### [TO DO]
Take down each entry exactly as written.

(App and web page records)

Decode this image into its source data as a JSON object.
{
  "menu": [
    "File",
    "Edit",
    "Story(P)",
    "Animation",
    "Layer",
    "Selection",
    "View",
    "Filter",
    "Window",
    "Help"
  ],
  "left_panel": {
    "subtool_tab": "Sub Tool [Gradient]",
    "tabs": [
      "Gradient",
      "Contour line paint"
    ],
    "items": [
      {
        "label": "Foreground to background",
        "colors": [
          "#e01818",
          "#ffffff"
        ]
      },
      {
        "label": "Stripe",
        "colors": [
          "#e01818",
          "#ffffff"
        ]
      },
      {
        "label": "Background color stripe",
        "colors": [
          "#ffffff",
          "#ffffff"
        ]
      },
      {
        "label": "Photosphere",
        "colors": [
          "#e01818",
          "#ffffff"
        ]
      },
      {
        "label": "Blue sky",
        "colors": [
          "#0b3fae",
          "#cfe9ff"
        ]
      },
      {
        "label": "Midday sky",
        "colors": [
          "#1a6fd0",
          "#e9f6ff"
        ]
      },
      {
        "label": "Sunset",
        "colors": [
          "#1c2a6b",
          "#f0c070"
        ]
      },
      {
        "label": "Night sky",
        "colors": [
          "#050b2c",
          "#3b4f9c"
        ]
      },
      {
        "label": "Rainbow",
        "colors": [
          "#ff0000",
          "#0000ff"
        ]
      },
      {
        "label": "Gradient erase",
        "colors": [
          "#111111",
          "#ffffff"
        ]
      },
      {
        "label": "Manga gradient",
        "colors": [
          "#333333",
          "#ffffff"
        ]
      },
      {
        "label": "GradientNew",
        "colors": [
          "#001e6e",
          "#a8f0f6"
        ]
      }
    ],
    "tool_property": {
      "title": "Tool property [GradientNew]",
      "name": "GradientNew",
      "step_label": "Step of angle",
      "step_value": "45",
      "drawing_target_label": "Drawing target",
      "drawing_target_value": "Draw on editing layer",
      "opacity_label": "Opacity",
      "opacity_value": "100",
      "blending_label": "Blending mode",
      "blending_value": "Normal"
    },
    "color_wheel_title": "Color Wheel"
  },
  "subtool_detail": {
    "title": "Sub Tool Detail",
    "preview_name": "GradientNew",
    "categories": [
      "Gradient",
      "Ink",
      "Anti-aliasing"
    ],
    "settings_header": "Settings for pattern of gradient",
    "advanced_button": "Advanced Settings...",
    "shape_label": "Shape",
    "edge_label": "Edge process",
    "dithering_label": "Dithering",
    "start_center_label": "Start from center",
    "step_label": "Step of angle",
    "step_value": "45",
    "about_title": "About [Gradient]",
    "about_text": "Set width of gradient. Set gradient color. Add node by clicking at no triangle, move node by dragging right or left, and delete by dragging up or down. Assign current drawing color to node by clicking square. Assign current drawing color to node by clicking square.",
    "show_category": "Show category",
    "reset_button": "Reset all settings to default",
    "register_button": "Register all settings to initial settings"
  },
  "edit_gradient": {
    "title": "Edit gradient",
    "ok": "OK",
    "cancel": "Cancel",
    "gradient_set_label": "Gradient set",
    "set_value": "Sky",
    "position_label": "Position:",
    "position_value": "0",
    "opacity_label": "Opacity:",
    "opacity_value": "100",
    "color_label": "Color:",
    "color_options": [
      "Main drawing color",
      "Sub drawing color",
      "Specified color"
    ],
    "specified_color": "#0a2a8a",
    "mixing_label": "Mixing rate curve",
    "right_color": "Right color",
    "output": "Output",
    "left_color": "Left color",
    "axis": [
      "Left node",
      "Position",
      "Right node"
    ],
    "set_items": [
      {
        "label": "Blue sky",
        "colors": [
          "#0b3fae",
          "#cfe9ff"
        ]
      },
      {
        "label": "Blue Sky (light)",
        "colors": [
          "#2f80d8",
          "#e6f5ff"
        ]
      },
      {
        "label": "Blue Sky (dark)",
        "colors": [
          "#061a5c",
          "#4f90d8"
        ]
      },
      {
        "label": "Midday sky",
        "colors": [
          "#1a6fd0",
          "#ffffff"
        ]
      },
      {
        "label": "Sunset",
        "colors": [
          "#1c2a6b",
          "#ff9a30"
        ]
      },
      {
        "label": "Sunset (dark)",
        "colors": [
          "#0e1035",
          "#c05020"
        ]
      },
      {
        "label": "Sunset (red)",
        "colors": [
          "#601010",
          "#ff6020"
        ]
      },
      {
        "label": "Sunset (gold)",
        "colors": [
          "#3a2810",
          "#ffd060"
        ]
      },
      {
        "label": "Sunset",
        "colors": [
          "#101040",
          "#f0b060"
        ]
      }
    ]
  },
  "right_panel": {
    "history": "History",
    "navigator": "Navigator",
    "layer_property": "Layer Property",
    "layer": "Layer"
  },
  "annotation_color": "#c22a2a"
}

### [SOLVED PROBLEM]
Decode this image into its source data as a JSON object.
{
  "menu": [
    "File",
    "Edit",
    "Story(P)",
    "Animation",
    "Layer",
    "Selection",
    "View",
    "Filter",
    "Window",
    "Help"
  ],
  "left_panel": {
    "subtool_tab": "Sub Tool [Gradient]",
    "tabs": [
      "Gradient",
      "Contour line paint"
    ],
    "items": [
      {
        "label": "Foreground to background",
        "colors": [
          "#e01818",
          "#ffffff"
        ]
      },
      {
        "label": "Stripe",
        "colors": [
          "#e01818",
          "#ffffff"
        ]
      },
      {
        "label": "Background color stripe",
        "colors": [
          "#ffffff",
          "#ffffff"
        ]
      },
      {
        "label": "Photosphere",
        "colors": [
          "#e01818",
          "#ffffff"
        ]
      },
      {
        "label": "Blue sky",
        "colors": [
          "#0b3fae",
          "#cfe9ff"
        ]
      },
      {
        "label": "Midday sky",
        "colors": [
          "#1a6fd0",
          "#e9f6ff"
        ]
      },
      {
        "label": "Sunset",
        "colors": [
          "#1c2a6b",
          "#f0c070"
        ]
      },
      {
        "label": "Night sky",
        "colors": [
          "#050b2c",
          "#3b4f9c"
        ]
      },
      {
        "label": "Rainbow",
        "colors": [
          "#ff0000",
          "#0000ff"
        ]
      },
      {
        "label": "Gradient erase",
        "colors": [
          "#111111",
          "#ffffff"
        ]
      },
      {
        "label": "Manga gradient",
        "colors": [
          "#333333",
          "#ffffff"
        ]
      },
      {
        "label": "GradientNew",
        "colors": [
          "#001e6e",
          "#a8f0f6"
        ]
      }
    ],
    "tool_property": {
      "title": "Tool property [GradientNew]",
      "name": "GradientNew",
      "step_label": "Step of angle",
      "step_value": "45",
      "drawing_target_label": "Drawing target",
      "drawing_target_value": "Draw on editing layer",
      "opacity_label": "Opacity",
      "opacity_value": "100",
      "blending_label": "Blending mode",
      "blending_value": "Normal"
    },
    "color_wheel_title": "Color Wheel"
  },
  "subtool_detail": {
    "title": "Sub Tool Detail",
    "preview_name": "GradientNew",
    "categories": [
      "Gradient",
      "Ink",
      "Anti-aliasing"
    ],
    "settings_header": "Settings for pattern of gradient",
    "advanced_button": "Advanced Settings...",
    "shape_label": "Shape",
    "edge_label": "Edge process",
    "dithering_label": "Dithering",
    "start_center_label": "Start from center",
    "step_label": "Step of angle",
    "step_value": "45",
    "about_title": "About [Gradient]",
    "about_text": "Set width of gradient. Set gradient color. Add node by clicking at no triangle, move node by dragging right or left, and delete by dragging up or down. Assign current drawing color to node by clicking square. Assign current drawing color to node by clicking square.",
    "show_category": "Show category",
    "reset_button": "Reset all settings to default",
    "register_button": "Register all settings to initial settings"
  },
  "edit_gradient": {
    "title": "Edit gradient",
    "ok": "OK",
    "cancel": "Cancel",
    "gradient_set_label": "Gradient set",
    "set_value": "Sky",
    "position_label": "Position:",
    "position_value": "0",
    "opacity_label": "Opacity:",
    "opacity_value": "100",
    "color_label": "Color:",
    "color_options": [
      "Main drawing color",
      "Sub drawing color",
      "Specified color"
    ],
    "specified_color": "#0a2a8a",
    "mixing_label": "Mixing rate curve",
    "right_color": "Right color",
    "output": "Output",
    "left_color": "Left color",
    "axis": [
      "Left node",
      "Position",
      "Right node"
    ],
    "set_items": [
      {
        "label": "Blue sky",
        "colors": [
          "#0b3fae",
          "#cfe9ff"
        ]
      },
      {
        "label": "Blue Sky (light)",
        "colors": [
          "#2f80d8",
          "#e6f5ff"
        ]
      },
      {
        "label": "Blue Sky (dark)",
        "colors": [
          "#061a5c",
          "#4f90d8"
        ]
      },
      {
        "label": "Midday sky",
        "colors": [
          "#1a6fd0",
          "#ffffff"
        ]
      },
      {
        "label": "Sunset",
        "colors": [
          "#1c2a6b",
          "#ff9a30"
        ]
      },
      {
        "label": "Sunset (dark)",
        "colors": [
          "#0e1035",
          "#c05020"
        ]
      },
      {
        "label": "Sunset (red)",
        "colors": [
          "#601010",
          "#ff6020"
        ]
      },
      {
        "label": "Sunset (gold)",
        "colors": [
          "#3a2810",
          "#ffd060"
        ]
      },
      {
        "label": "Sunset",
        "colors": [
          "#101040",
          "#f0b060"
        ]
      }
    ]
  },
  "right_panel": {
    "history": "History",
    "navigator": "Navigator",
    "layer_property": "Layer Property",
    "layer": "Layer"
  },
  "annotation_color": "#c22a2a"
}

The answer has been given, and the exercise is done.